→ **Component data from apps and pages**:
-*-*-
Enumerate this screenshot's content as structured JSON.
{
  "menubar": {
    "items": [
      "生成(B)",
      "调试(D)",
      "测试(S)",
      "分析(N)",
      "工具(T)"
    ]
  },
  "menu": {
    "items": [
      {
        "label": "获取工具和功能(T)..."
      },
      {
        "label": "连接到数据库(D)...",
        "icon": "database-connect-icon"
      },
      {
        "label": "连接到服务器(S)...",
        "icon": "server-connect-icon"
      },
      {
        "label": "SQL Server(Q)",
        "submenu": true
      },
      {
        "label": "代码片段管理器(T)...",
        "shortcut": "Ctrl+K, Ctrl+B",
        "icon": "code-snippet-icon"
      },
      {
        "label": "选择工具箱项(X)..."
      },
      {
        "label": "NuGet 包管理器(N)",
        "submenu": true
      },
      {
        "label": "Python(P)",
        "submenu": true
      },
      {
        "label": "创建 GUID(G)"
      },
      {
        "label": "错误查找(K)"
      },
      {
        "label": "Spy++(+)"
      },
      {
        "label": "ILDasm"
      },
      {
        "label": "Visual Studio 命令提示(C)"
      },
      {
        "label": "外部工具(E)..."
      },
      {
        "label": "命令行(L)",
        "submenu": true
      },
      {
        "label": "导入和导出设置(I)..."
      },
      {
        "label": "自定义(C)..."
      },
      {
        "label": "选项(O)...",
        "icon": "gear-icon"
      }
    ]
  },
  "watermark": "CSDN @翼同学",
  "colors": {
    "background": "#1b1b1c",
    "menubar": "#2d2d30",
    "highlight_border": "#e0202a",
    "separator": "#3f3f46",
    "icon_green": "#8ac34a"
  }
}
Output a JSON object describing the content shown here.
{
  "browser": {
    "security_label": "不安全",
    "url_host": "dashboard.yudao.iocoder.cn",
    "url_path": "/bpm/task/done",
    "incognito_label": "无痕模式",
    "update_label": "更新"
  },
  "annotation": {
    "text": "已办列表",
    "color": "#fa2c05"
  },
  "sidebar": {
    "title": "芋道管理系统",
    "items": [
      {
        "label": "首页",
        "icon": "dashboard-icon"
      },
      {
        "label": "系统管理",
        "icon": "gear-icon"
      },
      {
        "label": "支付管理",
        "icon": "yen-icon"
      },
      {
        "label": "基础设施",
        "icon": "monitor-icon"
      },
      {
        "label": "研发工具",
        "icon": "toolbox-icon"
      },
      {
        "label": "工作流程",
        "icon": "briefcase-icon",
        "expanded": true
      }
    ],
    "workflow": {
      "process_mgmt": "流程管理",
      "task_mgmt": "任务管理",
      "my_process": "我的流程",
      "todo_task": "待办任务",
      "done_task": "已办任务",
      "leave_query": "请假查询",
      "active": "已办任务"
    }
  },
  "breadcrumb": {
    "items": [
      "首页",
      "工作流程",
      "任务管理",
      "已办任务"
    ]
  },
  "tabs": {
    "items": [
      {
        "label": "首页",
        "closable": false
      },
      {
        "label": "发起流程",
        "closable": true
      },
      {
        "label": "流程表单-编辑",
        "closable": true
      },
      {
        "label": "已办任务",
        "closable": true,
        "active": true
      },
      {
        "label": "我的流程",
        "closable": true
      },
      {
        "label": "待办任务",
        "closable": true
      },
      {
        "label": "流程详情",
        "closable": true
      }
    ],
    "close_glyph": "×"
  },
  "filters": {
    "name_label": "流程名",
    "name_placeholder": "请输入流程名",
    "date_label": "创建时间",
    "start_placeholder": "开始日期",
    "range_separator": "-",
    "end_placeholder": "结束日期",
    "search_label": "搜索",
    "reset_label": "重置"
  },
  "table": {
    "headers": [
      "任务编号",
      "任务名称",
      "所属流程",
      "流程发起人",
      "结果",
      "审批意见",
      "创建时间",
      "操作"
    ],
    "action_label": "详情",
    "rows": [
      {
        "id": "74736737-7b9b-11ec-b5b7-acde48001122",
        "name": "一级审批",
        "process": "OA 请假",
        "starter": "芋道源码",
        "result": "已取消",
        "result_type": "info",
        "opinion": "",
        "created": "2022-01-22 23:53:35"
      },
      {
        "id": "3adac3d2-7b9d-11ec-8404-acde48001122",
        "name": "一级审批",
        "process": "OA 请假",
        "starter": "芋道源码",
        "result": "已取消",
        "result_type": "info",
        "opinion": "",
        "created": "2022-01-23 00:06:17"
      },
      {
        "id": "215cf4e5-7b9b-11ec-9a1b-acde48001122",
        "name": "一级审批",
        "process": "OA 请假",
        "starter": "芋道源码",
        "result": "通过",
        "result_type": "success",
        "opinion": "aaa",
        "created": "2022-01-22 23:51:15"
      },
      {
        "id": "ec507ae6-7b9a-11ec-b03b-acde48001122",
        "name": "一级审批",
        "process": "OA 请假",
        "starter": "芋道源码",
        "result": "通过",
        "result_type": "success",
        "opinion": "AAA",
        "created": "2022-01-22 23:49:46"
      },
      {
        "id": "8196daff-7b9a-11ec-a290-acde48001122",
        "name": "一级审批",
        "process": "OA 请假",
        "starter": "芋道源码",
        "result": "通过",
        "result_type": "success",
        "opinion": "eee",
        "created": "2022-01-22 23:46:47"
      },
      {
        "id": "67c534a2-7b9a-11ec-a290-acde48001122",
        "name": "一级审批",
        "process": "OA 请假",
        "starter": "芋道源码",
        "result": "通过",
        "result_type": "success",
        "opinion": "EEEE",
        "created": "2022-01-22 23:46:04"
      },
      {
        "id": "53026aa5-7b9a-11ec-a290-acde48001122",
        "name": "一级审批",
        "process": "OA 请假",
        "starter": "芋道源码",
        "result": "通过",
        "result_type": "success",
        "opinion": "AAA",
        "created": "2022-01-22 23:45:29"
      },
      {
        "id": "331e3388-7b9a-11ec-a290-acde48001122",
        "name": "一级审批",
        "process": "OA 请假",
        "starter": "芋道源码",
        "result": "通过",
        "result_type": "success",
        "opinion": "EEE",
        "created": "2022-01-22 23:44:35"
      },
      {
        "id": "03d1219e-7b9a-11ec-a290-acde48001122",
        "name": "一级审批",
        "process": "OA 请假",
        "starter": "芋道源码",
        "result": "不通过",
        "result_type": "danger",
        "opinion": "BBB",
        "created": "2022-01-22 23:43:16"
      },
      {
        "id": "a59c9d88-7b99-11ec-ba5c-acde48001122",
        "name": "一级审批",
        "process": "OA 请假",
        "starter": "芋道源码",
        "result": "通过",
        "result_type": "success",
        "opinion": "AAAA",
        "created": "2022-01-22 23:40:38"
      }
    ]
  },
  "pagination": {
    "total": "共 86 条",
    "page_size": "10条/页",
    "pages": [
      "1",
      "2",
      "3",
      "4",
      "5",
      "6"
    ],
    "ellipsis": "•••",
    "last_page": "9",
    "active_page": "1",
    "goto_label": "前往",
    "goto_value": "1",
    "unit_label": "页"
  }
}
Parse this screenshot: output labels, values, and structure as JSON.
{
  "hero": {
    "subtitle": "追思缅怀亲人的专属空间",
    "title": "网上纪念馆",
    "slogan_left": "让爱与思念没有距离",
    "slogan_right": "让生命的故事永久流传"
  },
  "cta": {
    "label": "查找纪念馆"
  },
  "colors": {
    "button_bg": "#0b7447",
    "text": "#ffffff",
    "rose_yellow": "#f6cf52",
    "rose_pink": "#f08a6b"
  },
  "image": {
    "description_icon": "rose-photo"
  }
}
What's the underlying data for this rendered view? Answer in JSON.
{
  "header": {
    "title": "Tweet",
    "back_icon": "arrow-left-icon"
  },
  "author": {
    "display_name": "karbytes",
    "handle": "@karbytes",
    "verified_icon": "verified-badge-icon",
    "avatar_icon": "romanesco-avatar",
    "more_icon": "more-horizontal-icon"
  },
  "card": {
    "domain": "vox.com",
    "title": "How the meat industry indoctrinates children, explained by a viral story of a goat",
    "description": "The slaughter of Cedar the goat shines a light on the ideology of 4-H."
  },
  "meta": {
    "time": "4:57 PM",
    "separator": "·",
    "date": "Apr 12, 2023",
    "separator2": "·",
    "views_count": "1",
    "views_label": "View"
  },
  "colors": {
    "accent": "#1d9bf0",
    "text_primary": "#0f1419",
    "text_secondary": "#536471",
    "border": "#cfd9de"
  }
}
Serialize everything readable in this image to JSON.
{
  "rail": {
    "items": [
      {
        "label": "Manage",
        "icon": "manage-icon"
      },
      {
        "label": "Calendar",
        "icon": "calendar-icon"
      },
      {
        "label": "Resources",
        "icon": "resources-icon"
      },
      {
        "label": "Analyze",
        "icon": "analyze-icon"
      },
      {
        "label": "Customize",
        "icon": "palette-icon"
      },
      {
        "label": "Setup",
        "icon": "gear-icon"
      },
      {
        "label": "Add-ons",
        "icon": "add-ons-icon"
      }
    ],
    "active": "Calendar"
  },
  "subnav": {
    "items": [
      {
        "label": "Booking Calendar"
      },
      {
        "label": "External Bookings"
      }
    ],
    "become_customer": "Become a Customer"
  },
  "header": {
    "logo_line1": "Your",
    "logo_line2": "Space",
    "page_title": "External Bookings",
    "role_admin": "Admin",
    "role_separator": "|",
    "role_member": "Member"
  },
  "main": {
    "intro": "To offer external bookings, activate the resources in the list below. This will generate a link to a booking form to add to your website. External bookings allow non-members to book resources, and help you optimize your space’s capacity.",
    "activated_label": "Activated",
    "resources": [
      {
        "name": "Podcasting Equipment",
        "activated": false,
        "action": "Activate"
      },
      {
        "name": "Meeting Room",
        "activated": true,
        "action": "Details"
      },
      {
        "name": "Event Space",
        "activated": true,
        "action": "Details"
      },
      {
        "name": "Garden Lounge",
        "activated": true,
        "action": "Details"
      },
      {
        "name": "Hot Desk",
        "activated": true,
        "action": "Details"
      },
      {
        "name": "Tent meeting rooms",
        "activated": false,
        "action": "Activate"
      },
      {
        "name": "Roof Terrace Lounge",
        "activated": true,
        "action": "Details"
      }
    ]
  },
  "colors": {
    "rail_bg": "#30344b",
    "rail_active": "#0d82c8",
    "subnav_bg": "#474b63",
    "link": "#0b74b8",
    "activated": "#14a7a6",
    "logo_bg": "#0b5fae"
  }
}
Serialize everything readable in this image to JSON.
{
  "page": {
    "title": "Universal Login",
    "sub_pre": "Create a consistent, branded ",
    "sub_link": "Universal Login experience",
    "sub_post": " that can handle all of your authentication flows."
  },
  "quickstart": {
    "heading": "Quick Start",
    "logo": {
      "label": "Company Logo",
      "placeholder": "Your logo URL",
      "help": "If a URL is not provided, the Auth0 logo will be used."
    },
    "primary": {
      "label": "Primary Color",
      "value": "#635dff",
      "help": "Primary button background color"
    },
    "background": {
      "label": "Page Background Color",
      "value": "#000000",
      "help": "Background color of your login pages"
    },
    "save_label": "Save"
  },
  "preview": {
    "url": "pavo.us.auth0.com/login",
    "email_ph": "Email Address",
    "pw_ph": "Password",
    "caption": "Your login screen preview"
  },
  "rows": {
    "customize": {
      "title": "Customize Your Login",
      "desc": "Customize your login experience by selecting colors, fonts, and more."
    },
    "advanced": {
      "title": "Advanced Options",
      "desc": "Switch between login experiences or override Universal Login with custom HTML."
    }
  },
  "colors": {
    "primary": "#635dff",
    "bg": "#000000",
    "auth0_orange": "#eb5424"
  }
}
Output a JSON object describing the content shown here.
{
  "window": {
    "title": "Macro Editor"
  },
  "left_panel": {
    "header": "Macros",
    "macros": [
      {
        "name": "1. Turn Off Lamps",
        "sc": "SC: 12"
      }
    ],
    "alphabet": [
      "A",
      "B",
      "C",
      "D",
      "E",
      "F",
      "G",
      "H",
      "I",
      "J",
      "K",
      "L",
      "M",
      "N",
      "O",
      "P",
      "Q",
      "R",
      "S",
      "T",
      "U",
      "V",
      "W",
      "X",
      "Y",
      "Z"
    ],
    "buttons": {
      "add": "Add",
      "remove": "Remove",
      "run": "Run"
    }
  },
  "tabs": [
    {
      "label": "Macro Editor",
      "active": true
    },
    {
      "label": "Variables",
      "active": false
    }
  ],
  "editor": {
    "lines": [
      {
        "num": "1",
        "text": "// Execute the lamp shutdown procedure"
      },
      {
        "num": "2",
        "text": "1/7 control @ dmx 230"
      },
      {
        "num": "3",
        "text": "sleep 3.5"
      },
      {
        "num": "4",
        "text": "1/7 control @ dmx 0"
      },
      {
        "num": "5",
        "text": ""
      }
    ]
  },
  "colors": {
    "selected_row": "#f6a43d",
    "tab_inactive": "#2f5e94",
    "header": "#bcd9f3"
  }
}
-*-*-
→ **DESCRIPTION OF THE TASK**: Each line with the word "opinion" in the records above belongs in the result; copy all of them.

→ **ANSWER SPACE**:
        "opinion": "",
        "opinion": "",
        "opinion": "aaa",
        "opinion": "AAA",
        "opinion": "eee",
        "opinion": "EEEE",
        "opinion": "AAA",
        "opinion": "EEE",
        "opinion": "BBB",
        "opinion": "AAAA",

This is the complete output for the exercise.